Exact repetition of every record is required.

Supplied data:

+===+

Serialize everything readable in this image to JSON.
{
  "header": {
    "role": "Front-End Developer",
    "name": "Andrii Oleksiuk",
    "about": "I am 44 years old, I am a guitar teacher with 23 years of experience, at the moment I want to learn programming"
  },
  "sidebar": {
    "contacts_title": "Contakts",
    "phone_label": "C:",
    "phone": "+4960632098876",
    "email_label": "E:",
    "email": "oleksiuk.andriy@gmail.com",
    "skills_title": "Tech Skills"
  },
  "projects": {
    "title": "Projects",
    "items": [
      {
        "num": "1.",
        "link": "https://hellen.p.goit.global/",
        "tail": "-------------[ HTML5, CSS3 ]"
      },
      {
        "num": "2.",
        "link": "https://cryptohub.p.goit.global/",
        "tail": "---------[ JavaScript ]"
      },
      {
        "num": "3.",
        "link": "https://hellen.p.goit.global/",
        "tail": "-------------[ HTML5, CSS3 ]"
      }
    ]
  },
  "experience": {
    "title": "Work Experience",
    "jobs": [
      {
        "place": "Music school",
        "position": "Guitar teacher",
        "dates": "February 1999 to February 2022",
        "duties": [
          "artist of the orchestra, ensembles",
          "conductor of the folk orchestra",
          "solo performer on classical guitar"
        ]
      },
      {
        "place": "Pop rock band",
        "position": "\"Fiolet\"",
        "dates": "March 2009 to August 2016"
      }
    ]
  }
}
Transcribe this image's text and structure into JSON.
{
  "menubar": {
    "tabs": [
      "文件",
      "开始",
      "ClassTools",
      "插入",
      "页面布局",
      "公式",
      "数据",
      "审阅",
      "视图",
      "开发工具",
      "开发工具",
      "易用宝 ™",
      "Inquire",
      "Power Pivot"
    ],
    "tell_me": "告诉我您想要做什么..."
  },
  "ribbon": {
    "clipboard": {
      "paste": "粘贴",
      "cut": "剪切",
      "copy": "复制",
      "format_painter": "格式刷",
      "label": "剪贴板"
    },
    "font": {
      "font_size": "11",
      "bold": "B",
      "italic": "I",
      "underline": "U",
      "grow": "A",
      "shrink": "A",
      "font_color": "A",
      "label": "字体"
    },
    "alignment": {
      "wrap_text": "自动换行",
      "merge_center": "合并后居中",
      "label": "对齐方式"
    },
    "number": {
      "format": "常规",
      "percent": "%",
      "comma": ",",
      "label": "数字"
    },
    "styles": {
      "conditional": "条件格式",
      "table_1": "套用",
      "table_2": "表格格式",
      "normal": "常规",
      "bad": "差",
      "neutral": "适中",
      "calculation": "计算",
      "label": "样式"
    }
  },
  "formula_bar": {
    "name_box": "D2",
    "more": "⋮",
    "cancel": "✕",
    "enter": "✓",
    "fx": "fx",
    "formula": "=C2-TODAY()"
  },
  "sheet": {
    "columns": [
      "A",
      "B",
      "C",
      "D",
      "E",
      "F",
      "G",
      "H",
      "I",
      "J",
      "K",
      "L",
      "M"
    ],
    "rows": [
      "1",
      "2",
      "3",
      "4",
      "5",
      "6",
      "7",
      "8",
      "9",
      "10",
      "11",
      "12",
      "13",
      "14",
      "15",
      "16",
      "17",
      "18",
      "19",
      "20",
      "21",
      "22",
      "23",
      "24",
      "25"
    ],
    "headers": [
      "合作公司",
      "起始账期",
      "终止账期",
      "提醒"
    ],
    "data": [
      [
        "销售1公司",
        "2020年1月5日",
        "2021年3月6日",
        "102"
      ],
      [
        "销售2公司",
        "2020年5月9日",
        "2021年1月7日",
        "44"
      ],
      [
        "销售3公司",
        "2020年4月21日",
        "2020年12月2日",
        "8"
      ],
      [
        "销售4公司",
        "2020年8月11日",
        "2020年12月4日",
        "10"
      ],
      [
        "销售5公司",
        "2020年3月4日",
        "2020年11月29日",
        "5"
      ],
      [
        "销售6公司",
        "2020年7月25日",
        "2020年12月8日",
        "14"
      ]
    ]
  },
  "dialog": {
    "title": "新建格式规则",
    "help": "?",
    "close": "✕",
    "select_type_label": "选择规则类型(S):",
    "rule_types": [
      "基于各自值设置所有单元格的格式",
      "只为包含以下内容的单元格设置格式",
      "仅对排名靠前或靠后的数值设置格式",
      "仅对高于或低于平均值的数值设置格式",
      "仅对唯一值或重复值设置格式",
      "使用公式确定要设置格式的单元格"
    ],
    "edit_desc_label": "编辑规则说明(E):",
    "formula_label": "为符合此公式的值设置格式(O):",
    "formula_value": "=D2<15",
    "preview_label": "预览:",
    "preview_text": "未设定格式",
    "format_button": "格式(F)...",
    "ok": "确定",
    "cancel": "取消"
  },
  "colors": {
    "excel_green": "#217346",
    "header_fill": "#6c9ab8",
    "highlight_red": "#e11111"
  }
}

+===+

Answer below:
Serialize everything readable in this image to JSON.
{
  "header": {
    "role": "Front-End Developer",
    "name": "Andrii Oleksiuk",
    "about": "I am 44 years old, I am a guitar teacher with 23 years of experience, at the moment I want to learn programming"
  },
  "sidebar": {
    "contacts_title": "Contakts",
    "phone_label": "C:",
    "phone": "+4960632098876",
    "email_label": "E:",
    "email": "oleksiuk.andriy@gmail.com",
    "skills_title": "Tech Skills"
  },
  "projects": {
    "title": "Projects",
    "items": [
      {
        "num": "1.",
        "link": "https://hellen.p.goit.global/",
        "tail": "-------------[ HTML5, CSS3 ]"
      },
      {
        "num": "2.",
        "link": "https://cryptohub.p.goit.global/",
        "tail": "---------[ JavaScript ]"
      },
      {
        "num": "3.",
        "link": "https://hellen.p.goit.global/",
        "tail": "-------------[ HTML5, CSS3 ]"
      }
    ]
  },
  "experience": {
    "title": "Work Experience",
    "jobs": [
      {
        "place": "Music school",
        "position": "Guitar teacher",
        "dates": "February 1999 to February 2022",
        "duties": [
          "artist of the orchestra, ensembles",
          "conductor of the folk orchestra",
          "solo performer on classical guitar"
        ]
      },
      {
        "place": "Pop rock band",
        "position": "\"Fiolet\"",
        "dates": "March 2009 to August 2016"
      }
    ]
  }
}
Transcribe this image's text and structure into JSON.
{
  "menubar": {
    "tabs": [
      "文件",
      "开始",
      "ClassTools",
      "插入",
      "页面布局",
      "公式",
      "数据",
      "审阅",
      "视图",
      "开发工具",
      "开发工具",
      "易用宝 ™",
      "Inquire",
      "Power Pivot"
    ],
    "tell_me": "告诉我您想要做什么..."
  },
  "ribbon": {
    "clipboard": {
      "paste": "粘贴",
      "cut": "剪切",
      "copy": "复制",
      "format_painter": "格式刷",
      "label": "剪贴板"
    },
    "font": {
      "font_size": "11",
      "bold": "B",
      "italic": "I",
      "underline": "U",
      "grow": "A",
      "shrink": "A",
      "font_color": "A",
      "label": "字体"
    },
    "alignment": {
      "wrap_text": "自动换行",
      "merge_center": "合并后居中",
      "label": "对齐方式"
    },
    "number": {
      "format": "常规",
      "percent": "%",
      "comma": ",",
      "label": "数字"
    },
    "styles": {
      "conditional": "条件格式",
      "table_1": "套用",
      "table_2": "表格格式",
      "normal": "常规",
      "bad": "差",
      "neutral": "适中",
      "calculation": "计算",
      "label": "样式"
    }
  },
  "formula_bar": {
    "name_box": "D2",
    "more": "⋮",
    "cancel": "✕",
    "enter": "✓",
    "fx": "fx",
    "formula": "=C2-TODAY()"
  },
  "sheet": {
    "columns": [
      "A",
      "B",
      "C",
      "D",
      "E",
      "F",
      "G",
      "H",
      "I",
      "J",
      "K",
      "L",
      "M"
    ],
    "rows": [
      "1",
      "2",
      "3",
      "4",
      "5",
      "6",
      "7",
      "8",
      "9",
      "10",
      "11",
      "12",
      "13",
      "14",
      "15",
      "16",
      "17",
      "18",
      "19",
      "20",
      "21",
      "22",
      "23",
      "24",
      "25"
    ],
    "headers": [
      "合作公司",
      "起始账期",
      "终止账期",
      "提醒"
    ],
    "data": [
      [
        "销售1公司",
        "2020年1月5日",
        "2021年3月6日",
        "102"
      ],
      [
        "销售2公司",
        "2020年5月9日",
        "2021年1月7日",
        "44"
      ],
      [
        "销售3公司",
        "2020年4月21日",
        "2020年12月2日",
        "8"
      ],
      [
        "销售4公司",
        "2020年8月11日",
        "2020年12月4日",
        "10"
      ],
      [
        "销售5公司",
        "2020年3月4日",
        "2020年11月29日",
        "5"
      ],
      [
        "销售6公司",
        "2020年7月25日",
        "2020年12月8日",
        "14"
      ]
    ]
  },
  "dialog": {
    "title": "新建格式规则",
    "help": "?",
    "close": "✕",
    "select_type_label": "选择规则类型(S):",
    "rule_types": [
      "基于各自值设置所有单元格的格式",
      "只为包含以下内容的单元格设置格式",
      "仅对排名靠前或靠后的数值设置格式",
      "仅对高于或低于平均值的数值设置格式",
      "仅对唯一值或重复值设置格式",
      "使用公式确定要设置格式的单元格"
    ],
    "edit_desc_label": "编辑规则说明(E):",
    "formula_label": "为符合此公式的值设置格式(O):",
    "formula_value": "=D2<15",
    "preview_label": "预览:",
    "preview_text": "未设定格式",
    "format_button": "格式(F)...",
    "ok": "确定",
    "cancel": "取消"
  },
  "colors": {
    "excel_green": "#217346",
    "header_fill": "#6c9ab8",
    "highlight_red": "#e11111"
  }
}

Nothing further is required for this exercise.